'''
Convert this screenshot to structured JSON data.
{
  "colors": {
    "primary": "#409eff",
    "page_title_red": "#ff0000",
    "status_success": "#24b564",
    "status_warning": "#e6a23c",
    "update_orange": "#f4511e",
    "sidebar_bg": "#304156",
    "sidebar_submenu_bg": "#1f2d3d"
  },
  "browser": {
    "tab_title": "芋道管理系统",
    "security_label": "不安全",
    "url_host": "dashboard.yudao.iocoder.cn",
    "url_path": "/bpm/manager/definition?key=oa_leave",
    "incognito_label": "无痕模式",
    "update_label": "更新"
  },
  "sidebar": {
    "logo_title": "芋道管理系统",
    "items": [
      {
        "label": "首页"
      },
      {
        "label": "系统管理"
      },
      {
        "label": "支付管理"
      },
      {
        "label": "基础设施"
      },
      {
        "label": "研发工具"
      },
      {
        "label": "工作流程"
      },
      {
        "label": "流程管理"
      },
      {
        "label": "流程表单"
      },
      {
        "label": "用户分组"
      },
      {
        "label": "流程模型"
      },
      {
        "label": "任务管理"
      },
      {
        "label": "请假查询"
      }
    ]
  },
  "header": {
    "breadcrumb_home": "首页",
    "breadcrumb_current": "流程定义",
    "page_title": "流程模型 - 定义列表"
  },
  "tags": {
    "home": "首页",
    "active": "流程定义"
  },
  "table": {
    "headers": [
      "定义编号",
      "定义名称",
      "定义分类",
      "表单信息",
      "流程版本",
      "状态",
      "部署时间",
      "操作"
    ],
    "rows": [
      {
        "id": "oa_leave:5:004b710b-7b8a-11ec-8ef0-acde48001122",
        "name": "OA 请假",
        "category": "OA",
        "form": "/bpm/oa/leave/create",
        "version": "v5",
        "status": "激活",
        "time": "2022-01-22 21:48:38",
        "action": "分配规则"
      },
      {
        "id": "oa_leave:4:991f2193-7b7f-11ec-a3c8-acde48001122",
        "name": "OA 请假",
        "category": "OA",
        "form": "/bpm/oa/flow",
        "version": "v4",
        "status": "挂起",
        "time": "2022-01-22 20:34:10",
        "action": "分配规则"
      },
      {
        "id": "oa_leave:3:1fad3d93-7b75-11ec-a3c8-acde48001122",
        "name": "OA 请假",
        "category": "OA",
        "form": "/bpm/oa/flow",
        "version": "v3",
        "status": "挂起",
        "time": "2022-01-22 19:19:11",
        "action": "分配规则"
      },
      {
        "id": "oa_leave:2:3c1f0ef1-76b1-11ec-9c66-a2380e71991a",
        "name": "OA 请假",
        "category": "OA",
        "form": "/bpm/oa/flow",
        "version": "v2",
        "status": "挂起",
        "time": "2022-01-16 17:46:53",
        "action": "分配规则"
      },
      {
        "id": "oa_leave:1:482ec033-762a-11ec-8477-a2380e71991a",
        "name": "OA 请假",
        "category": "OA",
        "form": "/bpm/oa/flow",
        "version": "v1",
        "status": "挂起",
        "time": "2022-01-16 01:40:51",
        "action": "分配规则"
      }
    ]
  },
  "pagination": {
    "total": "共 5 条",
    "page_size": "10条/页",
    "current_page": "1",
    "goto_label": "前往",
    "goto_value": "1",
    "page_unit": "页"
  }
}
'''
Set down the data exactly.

Solution for this task ->
Convert this screenshot to structured JSON data.
{
  "colors": {
    "primary": "#409eff",
    "page_title_red": "#ff0000",
    "status_success": "#24b564",
    "status_warning": "#e6a23c",
    "update_orange": "#f4511e",
    "sidebar_bg": "#304156",
    "sidebar_submenu_bg": "#1f2d3d"
  },
  "browser": {
    "tab_title": "芋道管理系统",
    "security_label": "不安全",
    "url_host": "dashboard.yudao.iocoder.cn",
    "url_path": "/bpm/manager/definition?key=oa_leave",
    "incognito_label": "无痕模式",
    "update_label": "更新"
  },
  "sidebar": {
    "logo_title": "芋道管理系统",
    "items": [
      {
        "label": "首页"
      },
      {
        "label": "系统管理"
      },
      {
        "label": "支付管理"
      },
      {
        "label": "基础设施"
      },
      {
        "label": "研发工具"
      },
      {
        "label": "工作流程"
      },
      {
        "label": "流程管理"
      },
      {
        "label": "流程表单"
      },
      {
        "label": "用户分组"
      },
      {
        "label": "流程模型"
      },
      {
        "label": "任务管理"
      },
      {
        "label": "请假查询"
      }
    ]
  },
  "header": {
    "breadcrumb_home": "首页",
    "breadcrumb_current": "流程定义",
    "page_title": "流程模型 - 定义列表"
  },
  "tags": {
    "home": "首页",
    "active": "流程定义"
  },
  "table": {
    "headers": [
      "定义编号",
      "定义名称",
      "定义分类",
      "表单信息",
      "流程版本",
      "状态",
      "部署时间",
      "操作"
    ],
    "rows": [
      {
        "id": "oa_leave:5:004b710b-7b8a-11ec-8ef0-acde48001122",
        "name": "OA 请假",
        "category": "OA",
        "form": "/bpm/oa/leave/create",
        "version": "v5",
        "status": "激活",
        "time": "2022-01-22 21:48:38",
        "action": "分配规则"
      },
      {
        "id": "oa_leave:4:991f2193-7b7f-11ec-a3c8-acde48001122",
        "name": "OA 请假",
        "category": "OA",
        "form": "/bpm/oa/flow",
        "version": "v4",
        "status": "挂起",
        "time": "2022-01-22 20:34:10",
        "action": "分配规则"
      },
      {
        "id": "oa_leave:3:1fad3d93-7b75-11ec-a3c8-acde48001122",
        "name": "OA 请假",
        "category": "OA",
        "form": "/bpm/oa/flow",
        "version": "v3",
        "status": "挂起",
        "time": "2022-01-22 19:19:11",
        "action": "分配规则"
      },
      {
        "id": "oa_leave:2:3c1f0ef1-76b1-11ec-9c66-a2380e71991a",
        "name": "OA 请假",
        "category": "OA",
        "form": "/bpm/oa/flow",
        "version": "v2",
        "status": "挂起",
        "time": "2022-01-16 17:46:53",
        "action": "分配规则"
      },
      {
        "id": "oa_leave:1:482ec033-762a-11ec-8477-a2380e71991a",
        "name": "OA 请假",
        "category": "OA",
        "form": "/bpm/oa/flow",
        "version": "v1",
        "status": "挂起",
        "time": "2022-01-16 01:40:51",
        "action": "分配规则"
      }
    ]
  },
  "pagination": {
    "total": "共 5 条",
    "page_size": "10条/页",
    "current_page": "1",
    "goto_label": "前往",
    "goto_value": "1",
    "page_unit": "页"
  }
}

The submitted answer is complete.